Provided records:
============================================================

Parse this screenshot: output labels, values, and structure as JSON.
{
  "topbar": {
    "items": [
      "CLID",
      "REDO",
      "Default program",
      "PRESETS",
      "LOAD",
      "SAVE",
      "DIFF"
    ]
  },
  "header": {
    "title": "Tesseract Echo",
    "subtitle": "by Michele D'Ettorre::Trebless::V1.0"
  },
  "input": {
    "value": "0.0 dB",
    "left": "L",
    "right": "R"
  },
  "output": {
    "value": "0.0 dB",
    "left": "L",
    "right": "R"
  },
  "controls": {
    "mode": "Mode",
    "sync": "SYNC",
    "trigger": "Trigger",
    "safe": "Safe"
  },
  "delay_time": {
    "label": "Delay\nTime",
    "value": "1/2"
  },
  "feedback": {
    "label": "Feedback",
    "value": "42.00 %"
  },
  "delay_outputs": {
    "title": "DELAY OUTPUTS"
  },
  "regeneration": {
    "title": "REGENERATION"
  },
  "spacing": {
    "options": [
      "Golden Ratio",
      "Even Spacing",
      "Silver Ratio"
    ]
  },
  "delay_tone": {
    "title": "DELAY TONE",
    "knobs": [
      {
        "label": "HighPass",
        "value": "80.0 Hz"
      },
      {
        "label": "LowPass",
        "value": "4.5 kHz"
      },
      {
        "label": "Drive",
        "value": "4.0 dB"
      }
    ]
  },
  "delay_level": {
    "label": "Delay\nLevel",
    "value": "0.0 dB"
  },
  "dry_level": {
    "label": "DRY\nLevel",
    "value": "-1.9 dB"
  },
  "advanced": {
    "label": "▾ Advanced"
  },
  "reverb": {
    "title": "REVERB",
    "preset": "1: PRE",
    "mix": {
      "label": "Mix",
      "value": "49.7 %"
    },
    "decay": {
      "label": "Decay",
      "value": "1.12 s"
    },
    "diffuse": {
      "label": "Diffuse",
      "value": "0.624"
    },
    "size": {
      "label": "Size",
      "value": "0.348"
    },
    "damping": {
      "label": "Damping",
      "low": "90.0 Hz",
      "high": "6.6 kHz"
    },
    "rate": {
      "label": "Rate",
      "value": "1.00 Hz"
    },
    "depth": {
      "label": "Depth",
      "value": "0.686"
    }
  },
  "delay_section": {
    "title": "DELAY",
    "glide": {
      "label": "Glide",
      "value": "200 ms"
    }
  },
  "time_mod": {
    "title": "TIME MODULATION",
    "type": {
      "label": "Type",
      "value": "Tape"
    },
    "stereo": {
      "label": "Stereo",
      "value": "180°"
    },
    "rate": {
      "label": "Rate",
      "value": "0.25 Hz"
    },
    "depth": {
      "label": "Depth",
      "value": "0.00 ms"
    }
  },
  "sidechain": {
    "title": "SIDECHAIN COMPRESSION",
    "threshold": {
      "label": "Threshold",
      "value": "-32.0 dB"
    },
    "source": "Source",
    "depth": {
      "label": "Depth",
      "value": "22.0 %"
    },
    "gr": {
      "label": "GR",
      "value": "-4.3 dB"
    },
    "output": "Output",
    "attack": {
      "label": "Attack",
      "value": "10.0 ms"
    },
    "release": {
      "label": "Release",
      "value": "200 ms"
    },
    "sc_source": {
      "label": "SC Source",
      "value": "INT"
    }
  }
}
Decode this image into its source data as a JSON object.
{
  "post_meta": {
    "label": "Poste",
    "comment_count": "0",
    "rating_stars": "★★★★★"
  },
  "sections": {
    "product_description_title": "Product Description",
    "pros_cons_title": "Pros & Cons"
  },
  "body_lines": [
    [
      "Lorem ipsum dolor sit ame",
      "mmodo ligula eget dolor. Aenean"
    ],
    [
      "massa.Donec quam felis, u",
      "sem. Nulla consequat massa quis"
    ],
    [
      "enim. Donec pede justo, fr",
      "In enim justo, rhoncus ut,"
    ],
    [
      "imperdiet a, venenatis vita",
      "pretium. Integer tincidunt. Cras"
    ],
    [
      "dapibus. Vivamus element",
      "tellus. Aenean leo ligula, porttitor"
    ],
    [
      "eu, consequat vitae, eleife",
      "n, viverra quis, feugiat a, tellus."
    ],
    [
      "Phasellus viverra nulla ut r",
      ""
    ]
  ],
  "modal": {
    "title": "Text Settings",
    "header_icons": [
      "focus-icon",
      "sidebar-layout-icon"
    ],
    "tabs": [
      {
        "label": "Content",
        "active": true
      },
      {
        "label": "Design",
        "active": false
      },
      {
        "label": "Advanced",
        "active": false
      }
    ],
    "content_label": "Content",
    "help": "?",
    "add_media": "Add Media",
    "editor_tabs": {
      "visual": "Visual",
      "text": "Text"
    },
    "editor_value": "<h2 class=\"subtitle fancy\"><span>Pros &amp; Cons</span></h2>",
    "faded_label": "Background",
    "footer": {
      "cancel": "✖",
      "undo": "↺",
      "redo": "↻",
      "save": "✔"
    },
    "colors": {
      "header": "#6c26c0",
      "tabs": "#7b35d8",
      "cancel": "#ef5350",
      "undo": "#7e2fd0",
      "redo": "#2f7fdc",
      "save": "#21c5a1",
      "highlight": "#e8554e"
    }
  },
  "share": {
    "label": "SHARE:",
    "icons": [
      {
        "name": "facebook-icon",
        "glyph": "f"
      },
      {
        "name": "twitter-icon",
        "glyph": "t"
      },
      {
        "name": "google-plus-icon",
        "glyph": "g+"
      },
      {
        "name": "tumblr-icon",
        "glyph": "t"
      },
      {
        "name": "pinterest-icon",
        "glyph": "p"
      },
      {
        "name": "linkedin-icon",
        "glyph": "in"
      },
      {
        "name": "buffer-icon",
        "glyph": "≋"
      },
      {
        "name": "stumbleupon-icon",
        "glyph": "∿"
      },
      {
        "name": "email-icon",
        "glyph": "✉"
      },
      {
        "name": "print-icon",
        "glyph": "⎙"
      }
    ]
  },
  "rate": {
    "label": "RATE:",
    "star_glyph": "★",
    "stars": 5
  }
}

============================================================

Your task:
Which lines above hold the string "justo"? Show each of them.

Solution:
      "enim. Donec pede justo, fr",
      "In enim justo, rhoncus ut,"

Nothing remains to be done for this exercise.